Congressman Paul Ryan’s been noticeably (and it seems intentionally) silent since the election in November. Because of that, many have been wondering what posture post-defeat Ryan would take as he moves into the second term of President Obama and positions himself for future ambitions. While a Sunday interview with David Gregory is hardly the place to gauge and determine such things, it does appear that this Ryan plans to look and sound a lot like the old one.
You have to love this question from Gregory.
Do you feel like there’s a failure to get to know each other in Washington; to really understand each other?
NBC actually pays this guy for that crap?
He then refocuses (probably realizing as soon as he said it how ridiculous it sounded) and gets to the root of the problem.
“Solving the problem on the budget is actually not complicated. Winning politically and solving the problem – that’s hard.”
Indeed, Mr. Gregory.
You nailed it.
A third grader could have drawn that conclusion, but good on you for finally getting there.
Representative Ryan’s response locks in on the real impediment to genuine steps being taken to solve our fiscal problems – President Obama’s political agenda and progressive ideology.
“I don’t think that the president thinks we actually have a fiscal crisis. He’s been reportedly saying to our leaders that we don’t have a spending problem; we have a health care problem…
My concern is that the president may be more focused on political ends – 2014 versus actually moving to the middle. When you saw his speech at the inauguration, it leads us to conclude that he’s not looking to move to moderate.

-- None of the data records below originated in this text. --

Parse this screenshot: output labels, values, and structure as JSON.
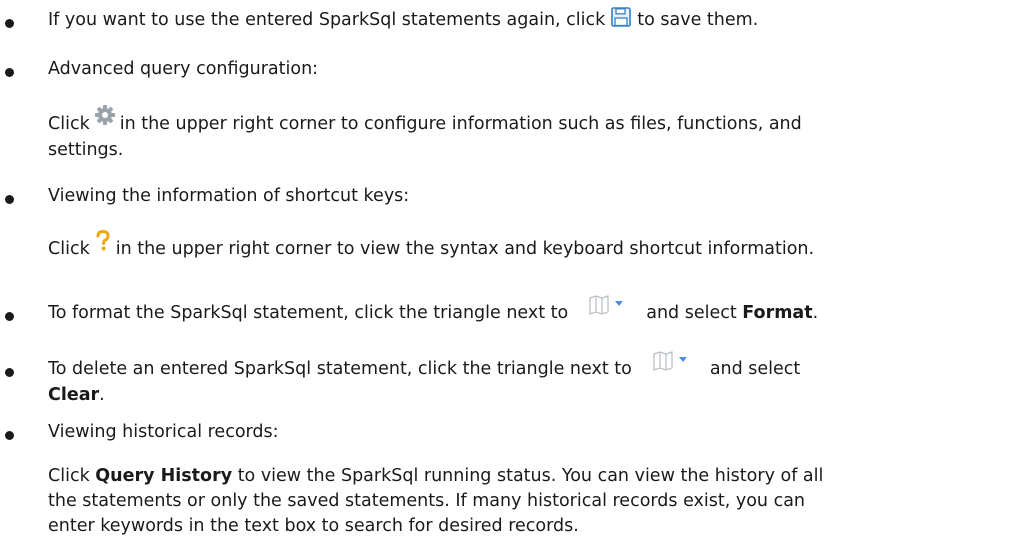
{
  "items": [
    {
      "id": "save",
      "before": "If you want to use the entered SparkSql statements again, click",
      "after": "to save them.",
      "icon": "save-icon"
    },
    {
      "id": "advanced",
      "heading": "Advanced query configuration:",
      "before": "Click",
      "after_line1": "in the upper right corner to configure information such as files, functions, and",
      "after_line2": "settings.",
      "icon": "gear-icon"
    },
    {
      "id": "shortcuts",
      "heading": "Viewing the information of shortcut keys:",
      "before": "Click",
      "after": "in the upper right corner to view the syntax and keyboard shortcut information.",
      "icon": "help-icon"
    },
    {
      "id": "format",
      "before": "To format the SparkSql statement, click the triangle next to",
      "after": "and select",
      "bold": "Format",
      "end": ".",
      "icon": "format-dropdown-icon"
    },
    {
      "id": "clear",
      "before": "To delete an entered SparkSql statement, click the triangle next to",
      "after": "and select",
      "bold": "Clear",
      "end": ".",
      "icon": "format-dropdown-icon"
    },
    {
      "id": "history",
      "heading": "Viewing historical records:",
      "click": "Click",
      "bold": "Query History",
      "rest_line1": "to view the SparkSql running status. You can view the history of all",
      "line2": "the statements or only the saved statements. If many historical records exist, you can",
      "line3": "enter keywords in the text box to search for desired records."
    }
  ]
}
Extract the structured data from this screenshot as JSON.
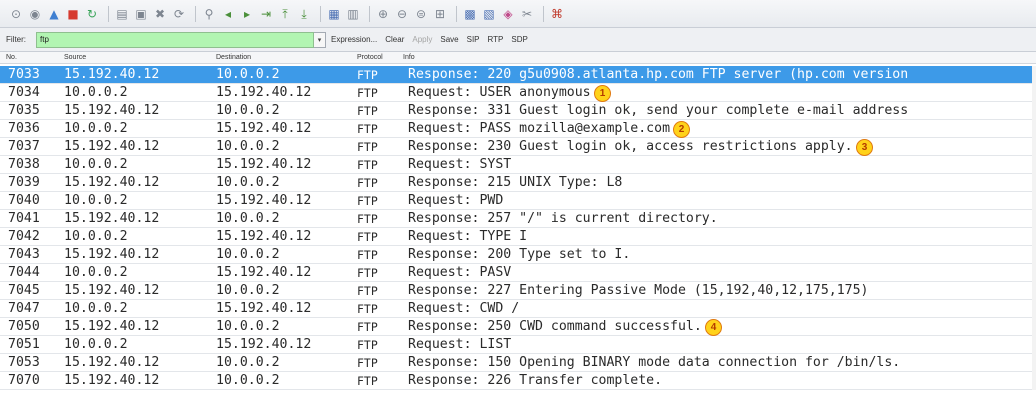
{
  "toolbar": {
    "icons": [
      {
        "name": "interface-list-icon",
        "glyph": "⊙",
        "color": "#7d8590"
      },
      {
        "name": "capture-options-icon",
        "glyph": "◉",
        "color": "#7d8590"
      },
      {
        "name": "start-capture-icon",
        "glyph": "▲",
        "color": "#3f7fd1"
      },
      {
        "name": "stop-capture-icon",
        "glyph": "■",
        "color": "#d63a2f"
      },
      {
        "name": "restart-capture-icon",
        "glyph": "↻",
        "color": "#3aa55a"
      },
      {
        "name": "sep",
        "glyph": ""
      },
      {
        "name": "open-file-icon",
        "glyph": "▤",
        "color": "#7d8590"
      },
      {
        "name": "save-file-icon",
        "glyph": "▣",
        "color": "#7d8590"
      },
      {
        "name": "close-file-icon",
        "glyph": "✖",
        "color": "#7d8590"
      },
      {
        "name": "reload-file-icon",
        "glyph": "⟳",
        "color": "#7d8590"
      },
      {
        "name": "sep",
        "glyph": ""
      },
      {
        "name": "find-packet-icon",
        "glyph": "⚲",
        "color": "#7d8590"
      },
      {
        "name": "go-back-icon",
        "glyph": "◂",
        "color": "#4a8f3a"
      },
      {
        "name": "go-forward-icon",
        "glyph": "▸",
        "color": "#4a8f3a"
      },
      {
        "name": "go-to-packet-icon",
        "glyph": "⇥",
        "color": "#4a8f3a"
      },
      {
        "name": "first-packet-icon",
        "glyph": "⤒",
        "color": "#4a8f3a"
      },
      {
        "name": "last-packet-icon",
        "glyph": "⤓",
        "color": "#4a8f3a"
      },
      {
        "name": "sep",
        "glyph": ""
      },
      {
        "name": "colorize-icon",
        "glyph": "▦",
        "color": "#4a6fb3"
      },
      {
        "name": "auto-scroll-icon",
        "glyph": "▥",
        "color": "#7d8590"
      },
      {
        "name": "sep",
        "glyph": ""
      },
      {
        "name": "zoom-in-icon",
        "glyph": "⊕",
        "color": "#7d8590"
      },
      {
        "name": "zoom-out-icon",
        "glyph": "⊖",
        "color": "#7d8590"
      },
      {
        "name": "normal-size-icon",
        "glyph": "⊜",
        "color": "#7d8590"
      },
      {
        "name": "resize-columns-icon",
        "glyph": "⊞",
        "color": "#7d8590"
      },
      {
        "name": "sep",
        "glyph": ""
      },
      {
        "name": "capture-filters-icon",
        "glyph": "▩",
        "color": "#4a6fb3"
      },
      {
        "name": "display-filters-icon",
        "glyph": "▧",
        "color": "#4a6fb3"
      },
      {
        "name": "coloring-rules-icon",
        "glyph": "◈",
        "color": "#c04a8a"
      },
      {
        "name": "preferences-icon",
        "glyph": "✂",
        "color": "#7d8590"
      },
      {
        "name": "sep",
        "glyph": ""
      },
      {
        "name": "help-icon",
        "glyph": "⌘",
        "color": "#c0392b"
      }
    ]
  },
  "filter": {
    "label": "Filter:",
    "value": "ftp",
    "dropdown_glyph": "▾",
    "buttons": [
      {
        "label": "Expression...",
        "disabled": false
      },
      {
        "label": "Clear",
        "disabled": false
      },
      {
        "label": "Apply",
        "disabled": true
      },
      {
        "label": "Save",
        "disabled": false
      },
      {
        "label": "SIP",
        "disabled": false
      },
      {
        "label": "RTP",
        "disabled": false
      },
      {
        "label": "SDP",
        "disabled": false
      }
    ]
  },
  "columns": {
    "no": "No.",
    "source": "Source",
    "destination": "Destination",
    "protocol": "Protocol",
    "info": "Info"
  },
  "packets": [
    {
      "no": "7033",
      "src": "15.192.40.12",
      "dst": "10.0.0.2",
      "proto": "FTP",
      "info": "Response: 220 g5u0908.atlanta.hp.com FTP server (hp.com version",
      "selected": true
    },
    {
      "no": "7034",
      "src": "10.0.0.2",
      "dst": "15.192.40.12",
      "proto": "FTP",
      "info": "Request: USER anonymous"
    },
    {
      "no": "7035",
      "src": "15.192.40.12",
      "dst": "10.0.0.2",
      "proto": "FTP",
      "info": "Response: 331 Guest login ok, send your complete e-mail address"
    },
    {
      "no": "7036",
      "src": "10.0.0.2",
      "dst": "15.192.40.12",
      "proto": "FTP",
      "info": "Request: PASS mozilla@example.com"
    },
    {
      "no": "7037",
      "src": "15.192.40.12",
      "dst": "10.0.0.2",
      "proto": "FTP",
      "info": "Response: 230 Guest login ok, access restrictions apply."
    },
    {
      "no": "7038",
      "src": "10.0.0.2",
      "dst": "15.192.40.12",
      "proto": "FTP",
      "info": "Request: SYST"
    },
    {
      "no": "7039",
      "src": "15.192.40.12",
      "dst": "10.0.0.2",
      "proto": "FTP",
      "info": "Response: 215 UNIX Type: L8"
    },
    {
      "no": "7040",
      "src": "10.0.0.2",
      "dst": "15.192.40.12",
      "proto": "FTP",
      "info": "Request: PWD"
    },
    {
      "no": "7041",
      "src": "15.192.40.12",
      "dst": "10.0.0.2",
      "proto": "FTP",
      "info": "Response: 257 \"/\" is current directory."
    },
    {
      "no": "7042",
      "src": "10.0.0.2",
      "dst": "15.192.40.12",
      "proto": "FTP",
      "info": "Request: TYPE I"
    },
    {
      "no": "7043",
      "src": "15.192.40.12",
      "dst": "10.0.0.2",
      "proto": "FTP",
      "info": "Response: 200 Type set to I."
    },
    {
      "no": "7044",
      "src": "10.0.0.2",
      "dst": "15.192.40.12",
      "proto": "FTP",
      "info": "Request: PASV"
    },
    {
      "no": "7045",
      "src": "15.192.40.12",
      "dst": "10.0.0.2",
      "proto": "FTP",
      "info": "Response: 227 Entering Passive Mode (15,192,40,12,175,175)"
    },
    {
      "no": "7047",
      "src": "10.0.0.2",
      "dst": "15.192.40.12",
      "proto": "FTP",
      "info": "Request: CWD /"
    },
    {
      "no": "7050",
      "src": "15.192.40.12",
      "dst": "10.0.0.2",
      "proto": "FTP",
      "info": "Response: 250 CWD command successful."
    },
    {
      "no": "7051",
      "src": "10.0.0.2",
      "dst": "15.192.40.12",
      "proto": "FTP",
      "info": "Request: LIST"
    },
    {
      "no": "7053",
      "src": "15.192.40.12",
      "dst": "10.0.0.2",
      "proto": "FTP",
      "info": "Response: 150 Opening BINARY mode data connection for /bin/ls."
    },
    {
      "no": "7070",
      "src": "15.192.40.12",
      "dst": "10.0.0.2",
      "proto": "FTP",
      "info": "Response: 226 Transfer complete."
    }
  ],
  "callouts": [
    {
      "label": "1",
      "row": 1
    },
    {
      "label": "2",
      "row": 3
    },
    {
      "label": "3",
      "row": 4
    },
    {
      "label": "4",
      "row": 14
    }
  ]
}
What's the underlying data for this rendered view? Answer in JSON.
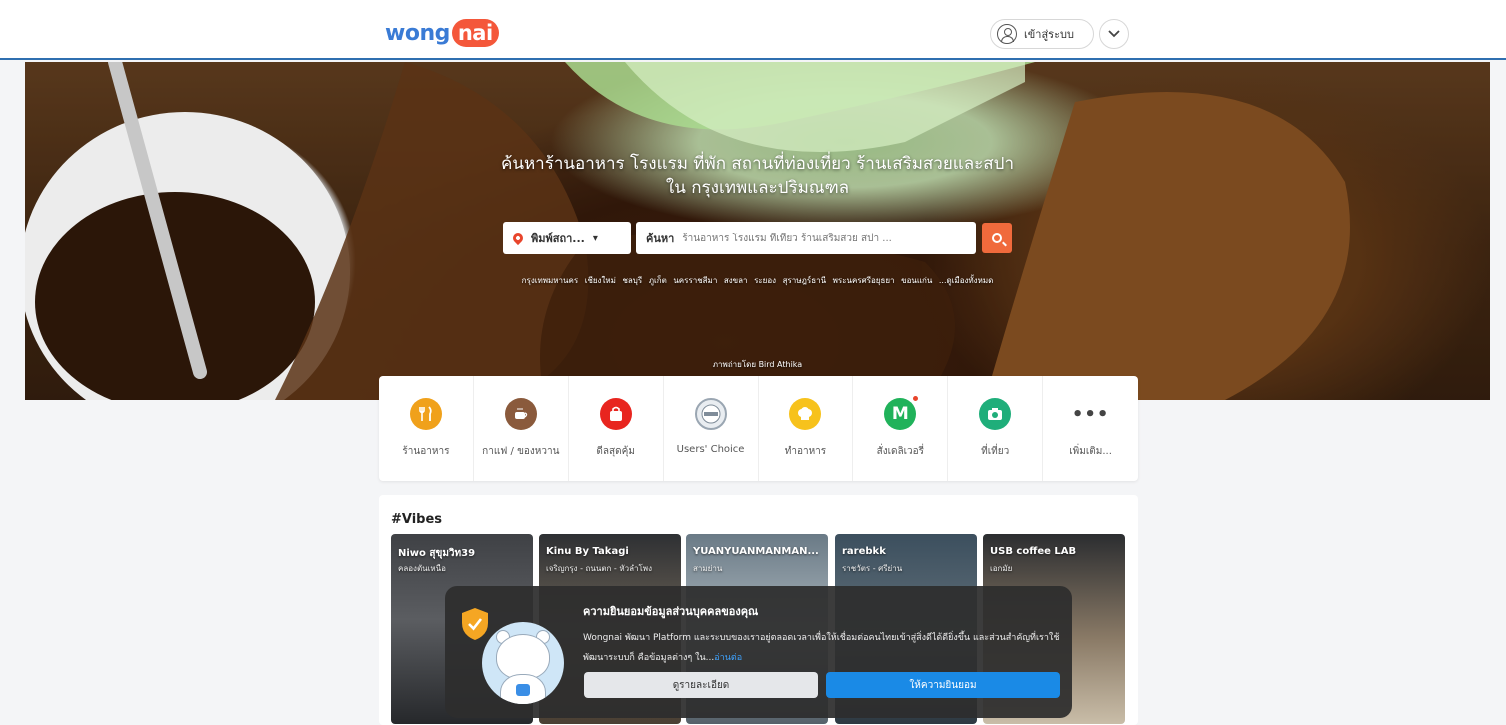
{
  "header": {
    "logo_text_1": "wong",
    "logo_text_2": "nai",
    "login_label": "เข้าสู่ระบบ",
    "brand_color": "#f4573a",
    "accent_color": "#2f6fb0"
  },
  "hero": {
    "title_line_1": "ค้นหาร้านอาหาร โรงแรม ที่พัก สถานที่ท่องเที่ยว ร้านเสริมสวยและสปา",
    "title_line_2": "ใน กรุงเทพและปริมณฑล",
    "location_label": "พิมพ์สถา...",
    "search_label": "ค้นหา",
    "search_placeholder": "ร้านอาหาร โรงแรม ที่เที่ยว ร้านเสริมสวย สปา ...",
    "cities": [
      "กรุงเทพมหานคร",
      "เชียงใหม่",
      "ชลบุรี",
      "ภูเก็ต",
      "นครราชสีมา",
      "สงขลา",
      "ระยอง",
      "สุราษฎร์ธานี",
      "พระนครศรีอยุธยา",
      "ขอนแก่น",
      "...ดูเมืองทั้งหมด"
    ],
    "photo_credit": "ภาพถ่ายโดย Bird Athika"
  },
  "categories": [
    {
      "label": "ร้านอาหาร",
      "icon": "fork-knife-icon",
      "color": "#f0a11b"
    },
    {
      "label": "กาแฟ / ของหวาน",
      "icon": "coffee-icon",
      "color": "#8a5a3c"
    },
    {
      "label": "ดีลสุดคุ้ม",
      "icon": "shopping-bag-icon",
      "color": "#e8251f"
    },
    {
      "label": "Users' Choice",
      "icon": "users-choice-badge-icon",
      "color": "#9aa6b2"
    },
    {
      "label": "ทำอาหาร",
      "icon": "chef-hat-icon",
      "color": "#f7c21c"
    },
    {
      "label": "สั่งเดลิเวอรี่",
      "icon": "delivery-m-icon",
      "color": "#20b25a"
    },
    {
      "label": "ที่เที่ยว",
      "icon": "camera-icon",
      "color": "#1fae7a"
    },
    {
      "label": "เพิ่มเติม...",
      "icon": "more-dots-icon",
      "color": "#ffffff"
    }
  ],
  "vibes": {
    "title": "#Vibes",
    "items": [
      {
        "name": "Niwo สุขุมวิท39",
        "sub": "คลองตันเหนือ"
      },
      {
        "name": "Kinu By Takagi",
        "sub": "เจริญกรุง - ถนนตก - หัวลำโพง"
      },
      {
        "name": "YUANYUANMANMAN...",
        "sub": "สามย่าน"
      },
      {
        "name": "rarebkk",
        "sub": "ราชวัตร - ศรีย่าน"
      },
      {
        "name": "USB coffee LAB",
        "sub": "เอกมัย"
      }
    ]
  },
  "consent": {
    "title": "ความยินยอมข้อมูลส่วนบุคคลของคุณ",
    "text": "Wongnai พัฒนา Platform และระบบของเราอยู่ตลอดเวลาเพื่อให้เชื่อมต่อคนไทยเข้าสู่สิ่งดีได้ดียิ่งขึ้น และส่วนสำคัญที่เราใช้พัฒนาระบบก็ คือข้อมูลต่างๆ ใน...",
    "read_more": "อ่านต่อ",
    "detail_button": "ดูรายละเอียด",
    "accept_button": "ให้ความยินยอม"
  }
}
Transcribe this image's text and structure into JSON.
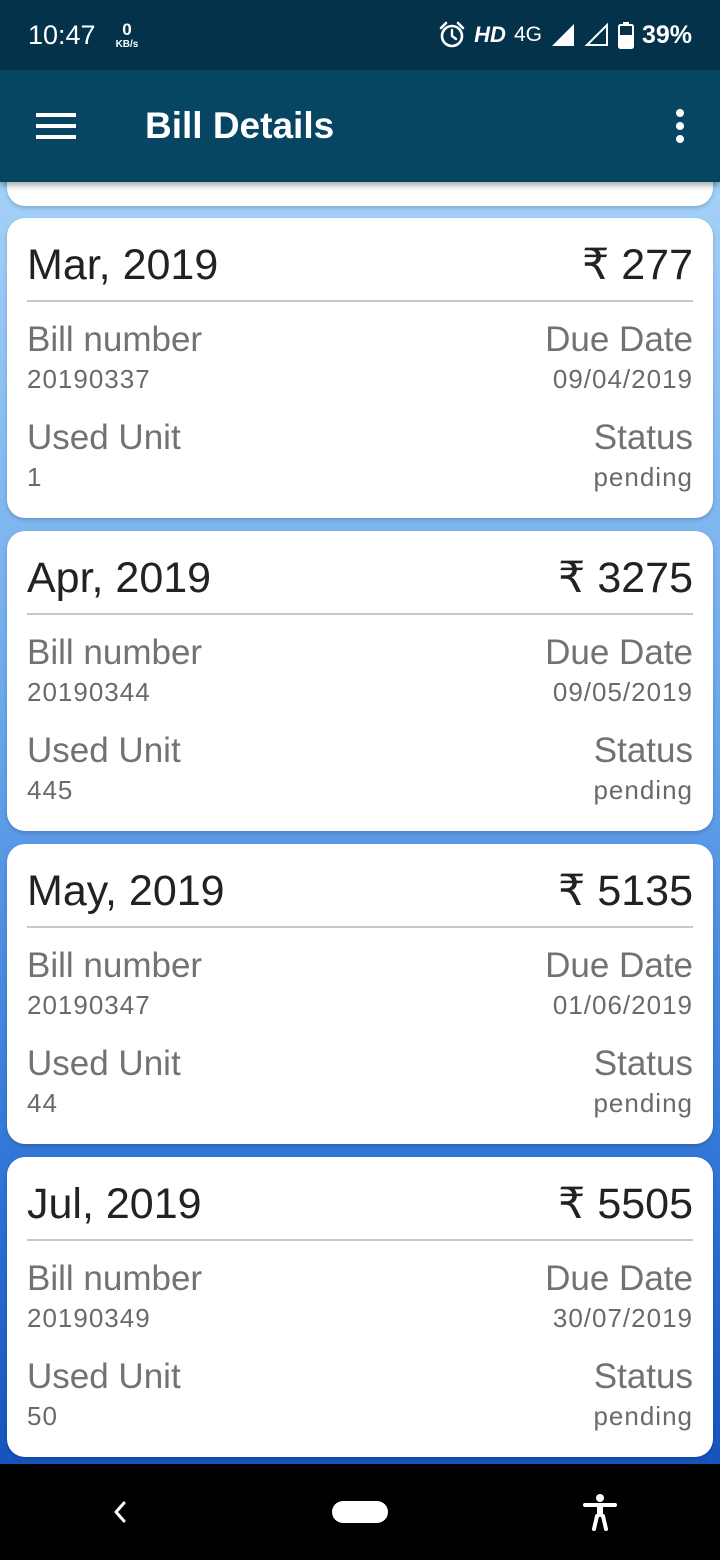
{
  "status_bar": {
    "time": "10:47",
    "speed_value": "0",
    "speed_unit": "KB/s",
    "hd": "HD",
    "network": "4G",
    "battery": "39%"
  },
  "app_bar": {
    "title": "Bill Details"
  },
  "bills": [
    {
      "period": "Mar, 2019",
      "amount": "₹ 277",
      "bill_number_label": "Bill number",
      "bill_number": "20190337",
      "due_date_label": "Due Date",
      "due_date": "09/04/2019",
      "used_unit_label": "Used Unit",
      "used_unit": "1",
      "status_label": "Status",
      "status": "pending"
    },
    {
      "period": "Apr, 2019",
      "amount": "₹ 3275",
      "bill_number_label": "Bill number",
      "bill_number": "20190344",
      "due_date_label": "Due Date",
      "due_date": "09/05/2019",
      "used_unit_label": "Used Unit",
      "used_unit": "445",
      "status_label": "Status",
      "status": "pending"
    },
    {
      "period": "May, 2019",
      "amount": "₹ 5135",
      "bill_number_label": "Bill number",
      "bill_number": "20190347",
      "due_date_label": "Due Date",
      "due_date": "01/06/2019",
      "used_unit_label": "Used Unit",
      "used_unit": "44",
      "status_label": "Status",
      "status": "pending"
    },
    {
      "period": "Jul, 2019",
      "amount": "₹ 5505",
      "bill_number_label": "Bill number",
      "bill_number": "20190349",
      "due_date_label": "Due Date",
      "due_date": "30/07/2019",
      "used_unit_label": "Used Unit",
      "used_unit": "50",
      "status_label": "Status",
      "status": "pending"
    }
  ],
  "icons": {
    "menu": "hamburger-icon",
    "more": "more-vert-icon",
    "back": "back-icon",
    "home": "home-pill",
    "accessibility": "accessibility-icon"
  },
  "colors": {
    "status_bar": "#04324a",
    "app_bar": "#064663",
    "card": "#ffffff"
  }
}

He’s looking to go farther to the Left and he wants to fight us every way politically…
We have divided government. Whether people like it or not; intended it or not; we more or less had status quo election. We have to make it work.”
What Ryan is touching on here is a reality that most seem to want to overlook or ignore. The American People voted for, more of less, the same government make-up they had from 2010-2012. A Dem President, a Dem Senate, and a Republican House. Talk all you want about “mandates”; but the only mandate that election provided was one for gridlock and stalemate.
And truth be told, save for needing to move on Immigration reform and solving our debt/deficit problems, I’m all-in on those guys doing absolutely nothing for another two years. And if the election says anything about the electorate, I really don’t think I’m all that alone on my do nothing island.